The Rocky Mountain states, and all states to the west
Between 2 and 15 inches
Moist places in woodland; up to 11,000 feet
Opposite, linear to narrowly lanceolate, around one inch long
Collinsia parviflora is an inconspicuous, low growing plant, generally less than one foot tall, producing tiny, blue/white flowers, singly or in small whorls, from the leaf nodes. Flowers are formed of a five lobed calyx, purplish at the base, green towards the lobes, and a slightly longer corolla, which has two white (sometimes blue at the tip) upper lobes, curved backwards, and three blue lower lobes. Of these, the side pair are angled outwards while the narrower central lobe (usually hidden beneath the side lobes) is pouched, enclosing a style and four stamens. The pedicels are longer than the corolla.

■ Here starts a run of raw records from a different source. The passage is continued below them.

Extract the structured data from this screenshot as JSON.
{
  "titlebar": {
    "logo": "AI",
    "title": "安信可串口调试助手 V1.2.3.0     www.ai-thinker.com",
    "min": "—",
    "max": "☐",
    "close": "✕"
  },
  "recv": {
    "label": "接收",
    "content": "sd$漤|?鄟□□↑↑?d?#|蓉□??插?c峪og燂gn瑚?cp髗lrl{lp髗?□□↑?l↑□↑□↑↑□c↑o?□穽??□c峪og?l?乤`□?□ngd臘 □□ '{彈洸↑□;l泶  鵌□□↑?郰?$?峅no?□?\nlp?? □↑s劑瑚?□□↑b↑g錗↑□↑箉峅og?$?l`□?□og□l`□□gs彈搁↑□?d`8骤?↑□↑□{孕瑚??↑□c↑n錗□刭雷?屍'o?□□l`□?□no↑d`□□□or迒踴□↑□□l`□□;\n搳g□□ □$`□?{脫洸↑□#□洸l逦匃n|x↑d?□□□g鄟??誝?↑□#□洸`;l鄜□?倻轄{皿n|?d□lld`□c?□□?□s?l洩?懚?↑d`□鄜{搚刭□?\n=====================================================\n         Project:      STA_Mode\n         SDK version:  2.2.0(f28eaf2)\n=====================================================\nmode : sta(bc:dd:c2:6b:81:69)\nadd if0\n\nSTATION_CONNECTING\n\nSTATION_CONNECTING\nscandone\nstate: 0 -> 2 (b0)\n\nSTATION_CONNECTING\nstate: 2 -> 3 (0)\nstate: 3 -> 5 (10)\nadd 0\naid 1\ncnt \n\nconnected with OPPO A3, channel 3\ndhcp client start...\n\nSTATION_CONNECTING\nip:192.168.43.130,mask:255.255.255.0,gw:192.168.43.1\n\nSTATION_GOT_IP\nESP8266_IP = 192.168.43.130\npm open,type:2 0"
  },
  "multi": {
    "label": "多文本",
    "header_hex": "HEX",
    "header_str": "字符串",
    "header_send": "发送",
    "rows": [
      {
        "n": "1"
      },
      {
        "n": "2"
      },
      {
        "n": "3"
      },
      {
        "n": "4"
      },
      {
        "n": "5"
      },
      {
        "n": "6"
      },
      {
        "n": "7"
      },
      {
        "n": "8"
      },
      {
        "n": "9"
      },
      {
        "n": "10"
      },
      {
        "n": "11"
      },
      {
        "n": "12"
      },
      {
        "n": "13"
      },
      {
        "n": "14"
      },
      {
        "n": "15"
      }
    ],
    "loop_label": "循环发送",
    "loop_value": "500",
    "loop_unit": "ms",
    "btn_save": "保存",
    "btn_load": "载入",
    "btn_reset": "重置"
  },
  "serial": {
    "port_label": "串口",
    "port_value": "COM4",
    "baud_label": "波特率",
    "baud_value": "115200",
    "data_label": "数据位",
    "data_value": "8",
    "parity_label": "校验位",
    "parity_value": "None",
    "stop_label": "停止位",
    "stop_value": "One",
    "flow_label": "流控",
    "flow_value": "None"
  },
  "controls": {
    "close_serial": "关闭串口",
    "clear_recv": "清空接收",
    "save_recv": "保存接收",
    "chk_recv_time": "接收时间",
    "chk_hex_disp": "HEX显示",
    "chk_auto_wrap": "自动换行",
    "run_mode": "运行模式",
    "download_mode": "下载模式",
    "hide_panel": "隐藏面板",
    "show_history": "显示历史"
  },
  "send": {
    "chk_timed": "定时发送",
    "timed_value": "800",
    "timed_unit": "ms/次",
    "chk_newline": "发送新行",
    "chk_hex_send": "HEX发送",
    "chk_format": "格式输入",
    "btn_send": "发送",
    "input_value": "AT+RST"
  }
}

The narrow leaves have a prominent central vein, and the leaf edges may be rolled under. Stems and leaves may be hairless, or have a fine covering of glandular hairs. Stems are colored red-brown, and the undersurfaces of the leaves may also have a reddish tint.